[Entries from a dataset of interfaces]

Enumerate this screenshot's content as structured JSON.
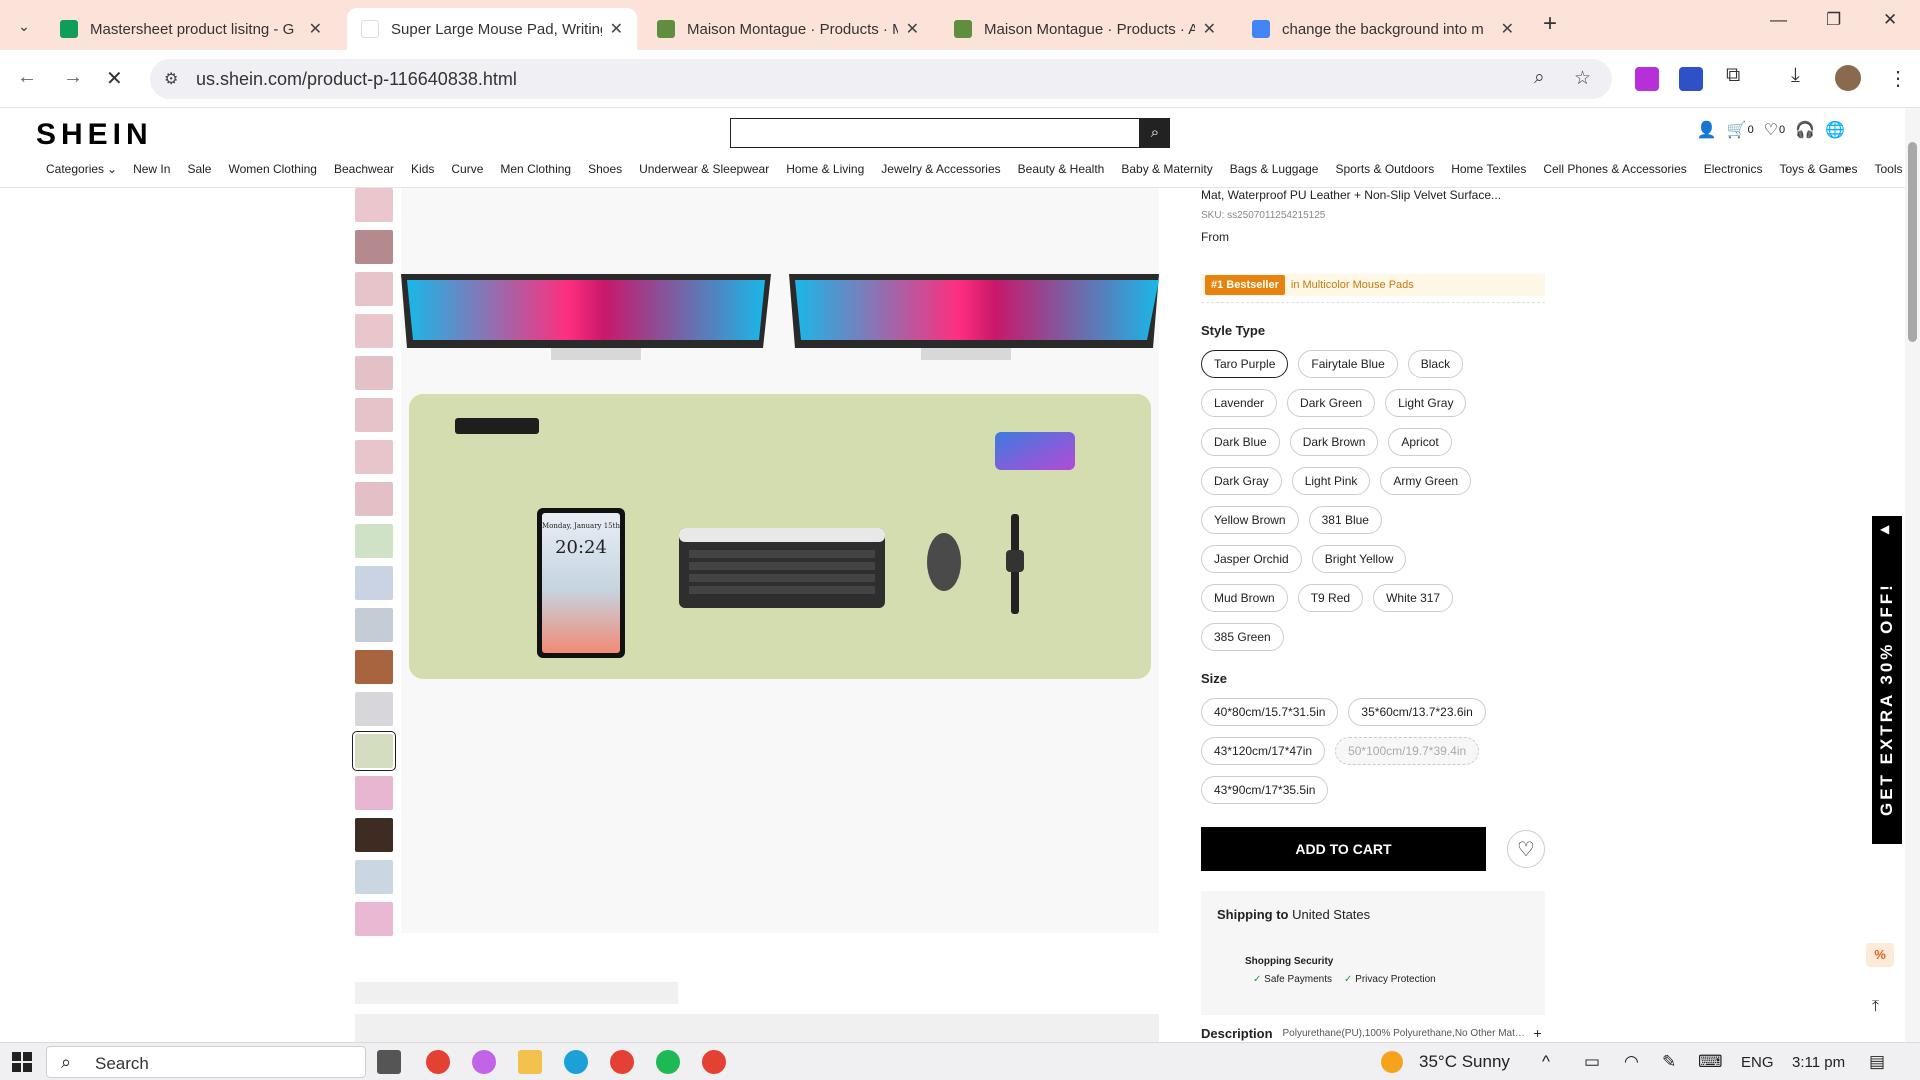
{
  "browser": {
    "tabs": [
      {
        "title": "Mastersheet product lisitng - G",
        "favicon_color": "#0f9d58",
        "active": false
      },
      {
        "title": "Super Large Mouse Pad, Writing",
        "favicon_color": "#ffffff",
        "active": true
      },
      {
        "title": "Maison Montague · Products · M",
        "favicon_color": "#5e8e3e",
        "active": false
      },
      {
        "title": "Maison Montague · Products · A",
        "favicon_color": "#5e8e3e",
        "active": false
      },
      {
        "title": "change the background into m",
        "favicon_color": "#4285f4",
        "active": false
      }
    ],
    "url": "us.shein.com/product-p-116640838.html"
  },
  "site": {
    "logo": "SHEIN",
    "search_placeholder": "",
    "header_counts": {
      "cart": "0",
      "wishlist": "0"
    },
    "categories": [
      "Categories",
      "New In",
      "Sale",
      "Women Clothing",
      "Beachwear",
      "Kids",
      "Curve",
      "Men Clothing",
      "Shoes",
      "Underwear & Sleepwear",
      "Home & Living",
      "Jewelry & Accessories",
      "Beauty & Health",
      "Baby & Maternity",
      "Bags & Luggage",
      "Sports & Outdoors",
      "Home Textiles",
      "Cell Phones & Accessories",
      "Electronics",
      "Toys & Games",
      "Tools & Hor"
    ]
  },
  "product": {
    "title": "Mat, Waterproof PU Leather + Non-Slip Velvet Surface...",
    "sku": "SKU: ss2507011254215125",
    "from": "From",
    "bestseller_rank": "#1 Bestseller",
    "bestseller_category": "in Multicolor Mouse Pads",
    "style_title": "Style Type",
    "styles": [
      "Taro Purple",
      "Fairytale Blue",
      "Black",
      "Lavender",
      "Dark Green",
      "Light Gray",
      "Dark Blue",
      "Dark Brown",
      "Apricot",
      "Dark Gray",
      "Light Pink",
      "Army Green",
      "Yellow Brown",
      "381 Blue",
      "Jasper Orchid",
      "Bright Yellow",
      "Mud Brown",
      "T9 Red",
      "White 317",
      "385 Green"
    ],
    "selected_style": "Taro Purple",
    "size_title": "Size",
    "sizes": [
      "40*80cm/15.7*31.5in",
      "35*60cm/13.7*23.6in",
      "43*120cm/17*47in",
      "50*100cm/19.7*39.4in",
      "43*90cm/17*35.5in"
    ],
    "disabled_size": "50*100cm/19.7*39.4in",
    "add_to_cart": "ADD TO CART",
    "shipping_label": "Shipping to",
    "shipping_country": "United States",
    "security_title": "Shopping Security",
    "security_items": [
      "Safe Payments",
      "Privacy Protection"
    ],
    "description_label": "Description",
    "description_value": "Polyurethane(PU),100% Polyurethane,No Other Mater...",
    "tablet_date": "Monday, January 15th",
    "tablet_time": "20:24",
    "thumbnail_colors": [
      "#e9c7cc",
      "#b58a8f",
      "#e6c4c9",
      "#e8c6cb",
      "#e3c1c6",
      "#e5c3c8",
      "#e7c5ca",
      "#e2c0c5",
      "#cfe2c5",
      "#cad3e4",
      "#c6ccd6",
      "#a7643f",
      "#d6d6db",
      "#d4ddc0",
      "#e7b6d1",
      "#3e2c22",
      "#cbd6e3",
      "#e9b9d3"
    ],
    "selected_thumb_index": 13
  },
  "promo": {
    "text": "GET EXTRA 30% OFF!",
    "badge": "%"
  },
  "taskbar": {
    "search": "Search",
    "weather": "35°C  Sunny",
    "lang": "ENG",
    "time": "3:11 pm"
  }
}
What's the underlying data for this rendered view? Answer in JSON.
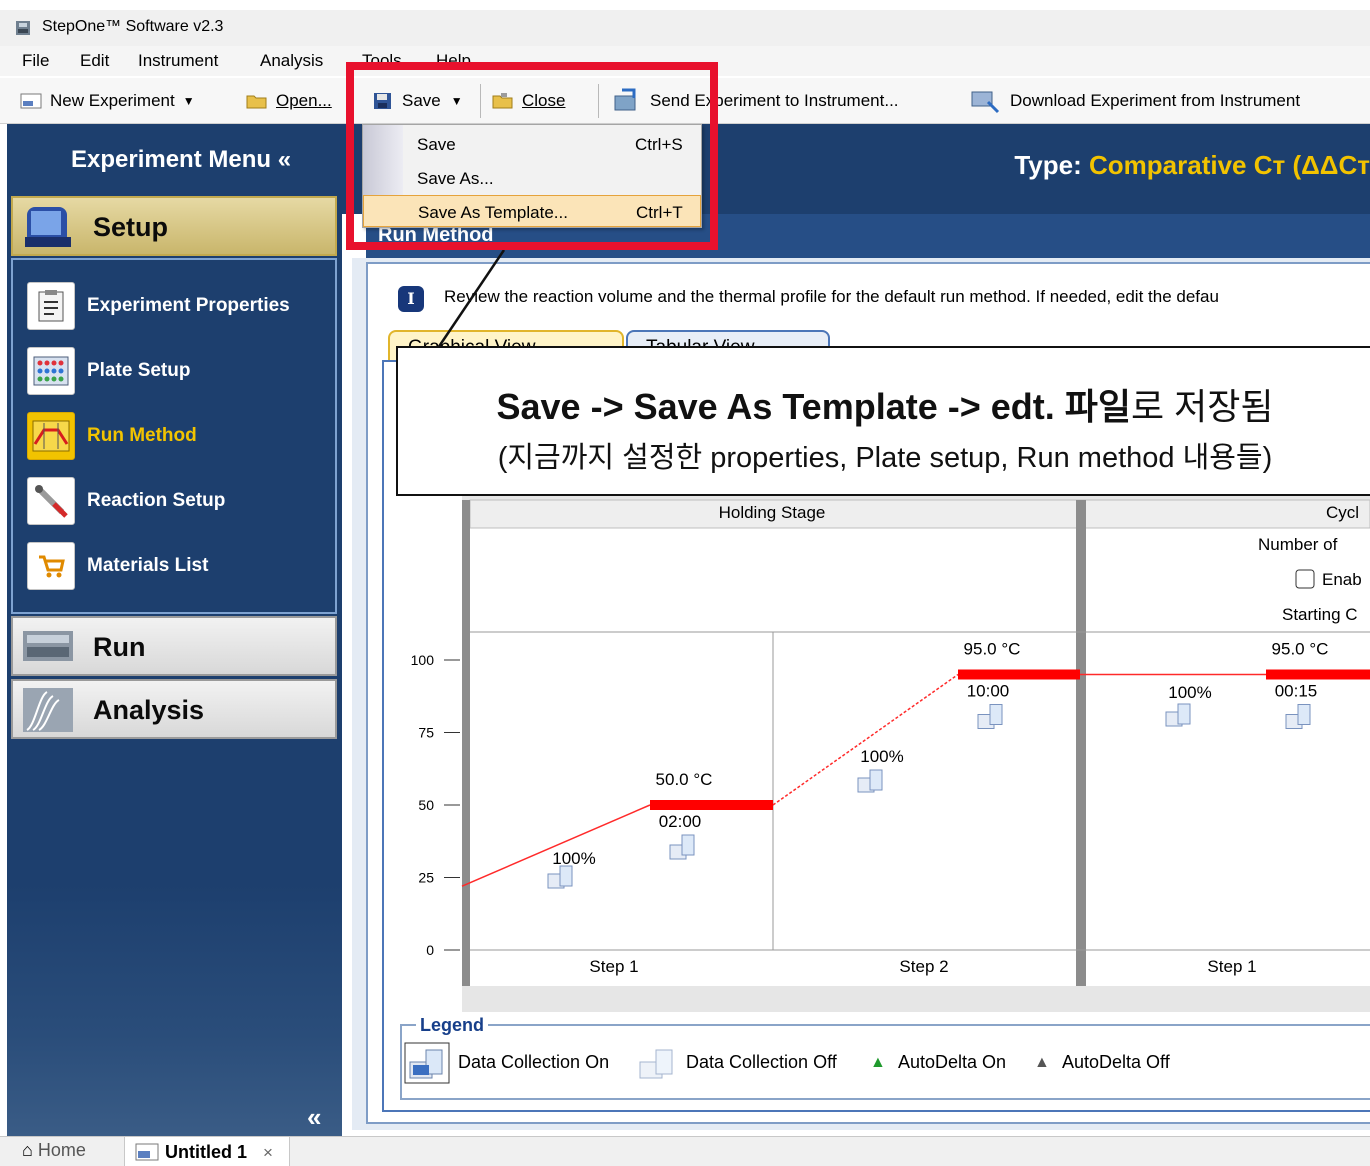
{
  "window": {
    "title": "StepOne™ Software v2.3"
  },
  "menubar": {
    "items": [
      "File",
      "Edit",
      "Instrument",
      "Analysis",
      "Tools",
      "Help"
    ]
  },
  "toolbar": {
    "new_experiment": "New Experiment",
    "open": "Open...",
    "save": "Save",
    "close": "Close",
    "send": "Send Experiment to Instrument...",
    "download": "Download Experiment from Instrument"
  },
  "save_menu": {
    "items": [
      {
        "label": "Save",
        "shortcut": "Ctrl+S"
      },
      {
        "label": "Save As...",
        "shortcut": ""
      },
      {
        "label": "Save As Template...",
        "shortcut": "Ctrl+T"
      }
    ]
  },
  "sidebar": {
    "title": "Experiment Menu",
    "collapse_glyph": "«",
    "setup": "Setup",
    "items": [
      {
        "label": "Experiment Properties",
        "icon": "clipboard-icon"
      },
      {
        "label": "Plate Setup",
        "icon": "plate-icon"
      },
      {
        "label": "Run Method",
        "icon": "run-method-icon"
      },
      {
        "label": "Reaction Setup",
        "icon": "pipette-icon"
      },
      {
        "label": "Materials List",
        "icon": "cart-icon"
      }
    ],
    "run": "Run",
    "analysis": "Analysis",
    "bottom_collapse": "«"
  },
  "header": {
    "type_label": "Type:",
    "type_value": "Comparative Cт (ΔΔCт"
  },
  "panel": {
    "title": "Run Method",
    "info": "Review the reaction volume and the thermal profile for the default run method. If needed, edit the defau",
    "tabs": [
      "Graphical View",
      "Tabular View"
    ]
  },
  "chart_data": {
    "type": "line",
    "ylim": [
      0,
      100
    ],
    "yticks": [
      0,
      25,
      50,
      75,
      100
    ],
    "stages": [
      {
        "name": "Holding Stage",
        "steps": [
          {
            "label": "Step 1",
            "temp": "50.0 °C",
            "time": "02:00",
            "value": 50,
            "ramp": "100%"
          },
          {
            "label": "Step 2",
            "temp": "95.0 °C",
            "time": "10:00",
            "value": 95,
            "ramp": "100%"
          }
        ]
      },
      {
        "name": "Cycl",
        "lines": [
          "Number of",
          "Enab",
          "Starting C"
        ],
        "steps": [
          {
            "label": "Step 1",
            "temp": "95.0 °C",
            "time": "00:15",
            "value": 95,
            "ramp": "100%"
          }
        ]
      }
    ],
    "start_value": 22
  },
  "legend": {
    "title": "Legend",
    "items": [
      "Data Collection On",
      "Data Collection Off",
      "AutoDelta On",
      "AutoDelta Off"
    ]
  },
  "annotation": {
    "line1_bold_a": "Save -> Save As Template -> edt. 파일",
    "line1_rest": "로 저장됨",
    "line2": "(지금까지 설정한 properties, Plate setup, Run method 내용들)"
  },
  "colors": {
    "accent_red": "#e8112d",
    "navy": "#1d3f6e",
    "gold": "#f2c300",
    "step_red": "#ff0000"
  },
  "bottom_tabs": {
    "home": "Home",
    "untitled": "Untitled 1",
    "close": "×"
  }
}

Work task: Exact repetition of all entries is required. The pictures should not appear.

Answer to this exercise:
Enumerate this screenshot's content as structured JSON.
{
  "browser": {
    "tabs": [
      {
        "title": "Mastersheet product lisitng - G",
        "favicon_color": "#0f9d58",
        "active": false
      },
      {
        "title": "Super Large Mouse Pad, Writing",
        "favicon_color": "#ffffff",
        "active": true
      },
      {
        "title": "Maison Montague · Products · M",
        "favicon_color": "#5e8e3e",
        "active": false
      },
      {
        "title": "Maison Montague · Products · A",
        "favicon_color": "#5e8e3e",
        "active": false
      },
      {
        "title": "change the background into m",
        "favicon_color": "#4285f4",
        "active": false
      }
    ],
    "url": "us.shein.com/product-p-116640838.html"
  },
  "site": {
    "logo": "SHEIN",
    "search_placeholder": "",
    "header_counts": {
      "cart": "0",
      "wishlist": "0"
    },
    "categories": [
      "Categories",
      "New In",
      "Sale",
      "Women Clothing",
      "Beachwear",
      "Kids",
      "Curve",
      "Men Clothing",
      "Shoes",
      "Underwear & Sleepwear",
      "Home & Living",
      "Jewelry & Accessories",
      "Beauty & Health",
      "Baby & Maternity",
      "Bags & Luggage",
      "Sports & Outdoors",
      "Home Textiles",
      "Cell Phones & Accessories",
      "Electronics",
      "Toys & Games",
      "Tools & Hor"
    ]
  },
  "product": {
    "title": "Mat, Waterproof PU Leather + Non-Slip Velvet Surface...",
    "sku": "SKU: ss2507011254215125",
    "from": "From",
    "bestseller_rank": "#1 Bestseller",
    "bestseller_category": "in Multicolor Mouse Pads",
    "style_title": "Style Type",
    "styles": [
      "Taro Purple",
      "Fairytale Blue",
      "Black",
      "Lavender",
      "Dark Green",
      "Light Gray",
      "Dark Blue",
      "Dark Brown",
      "Apricot",
      "Dark Gray",
      "Light Pink",
      "Army Green",
      "Yellow Brown",
      "381 Blue",
      "Jasper Orchid",
      "Bright Yellow",
      "Mud Brown",
      "T9 Red",
      "White 317",
      "385 Green"
    ],
    "selected_style": "Taro Purple",
    "size_title": "Size",
    "sizes": [
      "40*80cm/15.7*31.5in",
      "35*60cm/13.7*23.6in",
      "43*120cm/17*47in",
      "50*100cm/19.7*39.4in",
      "43*90cm/17*35.5in"
    ],
    "disabled_size": "50*100cm/19.7*39.4in",
    "add_to_cart": "ADD TO CART",
    "shipping_label": "Shipping to",
    "shipping_country": "United States",
    "security_title": "Shopping Security",
    "security_items": [
      "Safe Payments",
      "Privacy Protection"
    ],
    "description_label": "Description",
    "description_value": "Polyurethane(PU),100% Polyurethane,No Other Mater...",
    "tablet_date": "Monday, January 15th",
    "tablet_time": "20:24",
    "thumbnail_colors": [
      "#e9c7cc",
      "#b58a8f",
      "#e6c4c9",
      "#e8c6cb",
      "#e3c1c6",
      "#e5c3c8",
      "#e7c5ca",
      "#e2c0c5",
      "#cfe2c5",
      "#cad3e4",
      "#c6ccd6",
      "#a7643f",
      "#d6d6db",
      "#d4ddc0",
      "#e7b6d1",
      "#3e2c22",
      "#cbd6e3",
      "#e9b9d3"
    ],
    "selected_thumb_index": 13
  },
  "promo": {
    "text": "GET EXTRA 30% OFF!",
    "badge": "%"
  },
  "taskbar": {
    "search": "Search",
    "weather": "35°C  Sunny",
    "lang": "ENG",
    "time": "3:11 pm"
  }
}
What's the underlying data for this rendered view? Answer in JSON.
{
  "window": {
    "title": "StepOne™ Software v2.3"
  },
  "menubar": {
    "items": [
      "File",
      "Edit",
      "Instrument",
      "Analysis",
      "Tools",
      "Help"
    ]
  },
  "toolbar": {
    "new_experiment": "New Experiment",
    "open": "Open...",
    "save": "Save",
    "close": "Close",
    "send": "Send Experiment to Instrument...",
    "download": "Download Experiment from Instrument"
  },
  "save_menu": {
    "items": [
      {
        "label": "Save",
        "shortcut": "Ctrl+S"
      },
      {
        "label": "Save As...",
        "shortcut": ""
      },
      {
        "label": "Save As Template...",
        "shortcut": "Ctrl+T"
      }
    ]
  },
  "sidebar": {
    "title": "Experiment Menu",
    "collapse_glyph": "«",
    "setup": "Setup",
    "items": [
      {
        "label": "Experiment Properties",
        "icon": "clipboard-icon"
      },
      {
        "label": "Plate Setup",
        "icon": "plate-icon"
      },
      {
        "label": "Run Method",
        "icon": "run-method-icon"
      },
      {
        "label": "Reaction Setup",
        "icon": "pipette-icon"
      },
      {
        "label": "Materials List",
        "icon": "cart-icon"
      }
    ],
    "run": "Run",
    "analysis": "Analysis",
    "bottom_collapse": "«"
  },
  "header": {
    "type_label": "Type:",
    "type_value": "Comparative Cт (ΔΔCт"
  },
  "panel": {
    "title": "Run Method",
    "info": "Review the reaction volume and the thermal profile for the default run method. If needed, edit the defau",
    "tabs": [
      "Graphical View",
      "Tabular View"
    ]
  },
  "chart_data": {
    "type": "line",
    "ylim": [
      0,
      100
    ],
    "yticks": [
      0,
      25,
      50,
      75,
      100
    ],
    "stages": [
      {
        "name": "Holding Stage",
        "steps": [
          {
            "label": "Step 1",
            "temp": "50.0 °C",
            "time": "02:00",
            "value": 50,
            "ramp": "100%"
          },
          {
            "label": "Step 2",
            "temp": "95.0 °C",
            "time": "10:00",
            "value": 95,
            "ramp": "100%"
          }
        ]
      },
      {
        "name": "Cycl",
        "lines": [
          "Number of",
          "Enab",
          "Starting C"
        ],
        "steps": [
          {
            "label": "Step 1",
            "temp": "95.0 °C",
            "time": "00:15",
            "value": 95,
            "ramp": "100%"
          }
        ]
      }
    ],
    "start_value": 22
  },
  "legend": {
    "title": "Legend",
    "items": [
      "Data Collection On",
      "Data Collection Off",
      "AutoDelta On",
      "AutoDelta Off"
    ]
  },
  "annotation": {
    "line1_bold_a": "Save -> Save As Template -> edt. 파일",
    "line1_rest": "로 저장됨",
    "line2": "(지금까지 설정한 properties, Plate setup, Run method 내용들)"
  },
  "colors": {
    "accent_red": "#e8112d",
    "navy": "#1d3f6e",
    "gold": "#f2c300",
    "step_red": "#ff0000"
  },
  "bottom_tabs": {
    "home": "Home",
    "untitled": "Untitled 1",
    "close": "×"
  }
}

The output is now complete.